Schlichter played at Ohio State between 1978 and 1981 and was the No. 4 pick in the 1982 NFL draft by the Baltimore Colts, who moved to Indianapolis two years later. The Colts released him in 1985, mostly due to his gambling problems. The NFL eventually suspended him for life.

The ex-quarterback has spent much of the last 25 years in prison due to numerous financial-related felonies related to his gambling addiction.


Post a comment to this story

We reserve the right to remove any post that we feel is obscene, profane, vulgar, racist, sexually explicit, abusive, or hateful.
You are legally responsible for what you post and your anonymity is not guaranteed.
Posts that insult, defame, threaten, harass or abuse other readers or people mentioned in IBJ editorial content are also subject to removal. Please respect the privacy of individuals and refrain from posting personal information.
No solicitations, spamming or advertisements are allowed. Readers may post links to other informational websites that are relevant to the topic at hand, but please do not link to objectionable material.
We may remove messages that are unrelated to the topic, encourage illegal activity, use all capital letters or are unreadable.

Messages that are flagged by readers as objectionable will be reviewed and may or may not be removed. Please do not flag a post simply because you disagree with it.

Sponsored by

facebook - twitter on Facebook & Twitter

Follow on TwitterFollow IBJ on Facebook:
Follow on TwitterFollow IBJ's Tweets on these topics:
Subscribe to IBJ
  1. Thank you to the scientists who care enough to find a cure. We are so lucky that their intelligence has brought them to these understandings because it is through these understandings that we have new hope. Certainly the medicine will be expensive, these drugs usually are, especially the ones that are not mass produced. If I know anything from the walks that my town has put on for FA it is this: people care and people want to help. Donations and financial support can and will come to those who need it. All we need is a cure, the money will come. I mean, look at what these scientists have done thanks to the generosity of donors. 30 million dollars brings us here where we can talk about a drug's existence! There is so much to be frustrated about in this world, but this scientific break is not one of them. I am so happy for this new found hope. Thank you so much to the scientists who have been slaving away to help my friends with FA. We wish you speedy success in the time to come!

  2. I love tiny neighborhood bars-- when I travel city to city for work, it's my preference to find them. However, too many still having smoking inside. So I'm limited to bars in the cities that have smoking bans. I travel to Kokomo often, and I can promise, I'll be one of those people who visit the ma and pa bars once they're smoke free!

  3. I believe the issue with keystone & 96th was due to running out of funds though there were other factors. I just hope that a similar situation does not befall ST RD 37 where only half of the overhaul gets built.

  4. It's so great to see a country founded on freedom uphold the freedom for all people to work and patronize a public venue without risking their health! People do not go to bars to smoke, they can take it outside.

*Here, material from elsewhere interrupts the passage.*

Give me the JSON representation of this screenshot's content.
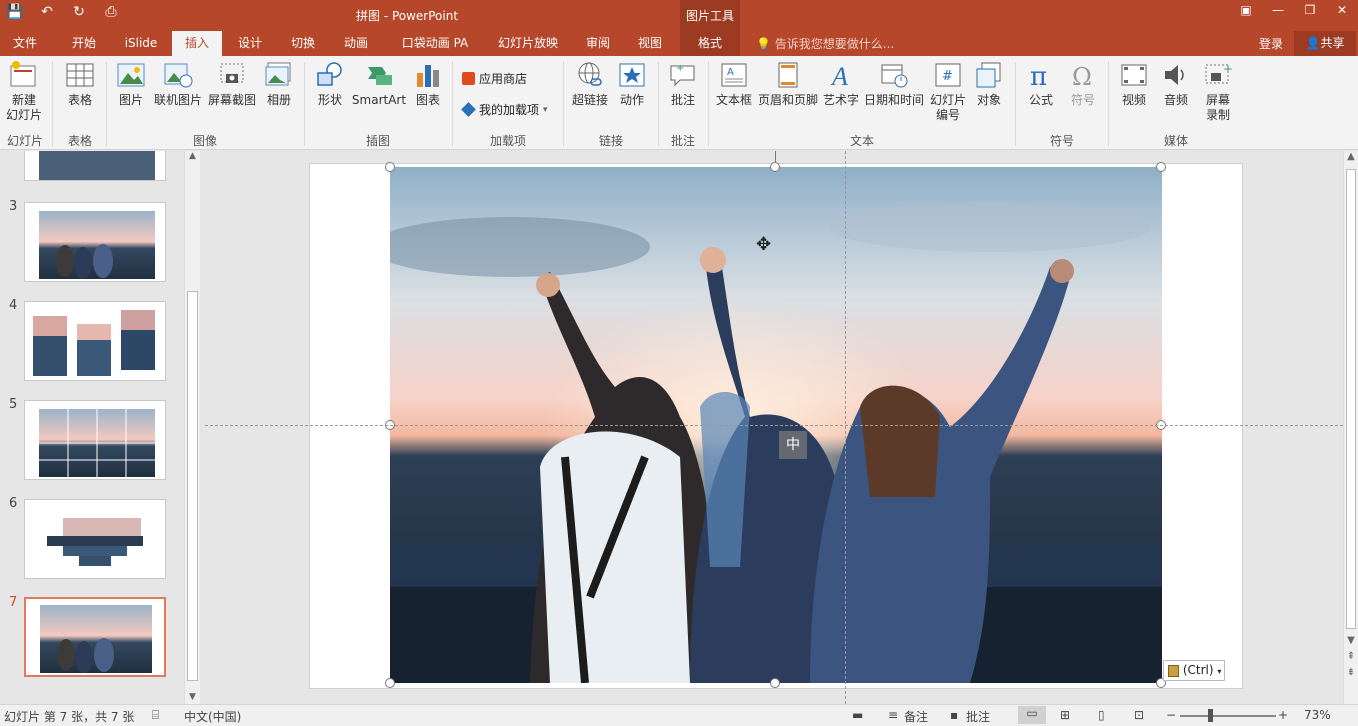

  5. So, Hurko, mass transit has not proven itself in Indy so we should build incredibly expensive train lines? How would that fix the lack of demand? And as far as those double decker buses to bus people in from suburbs, we can't fill up a regular sized buses now and have had to cancel lines and greatly subsidize others. No need for double decker buses there.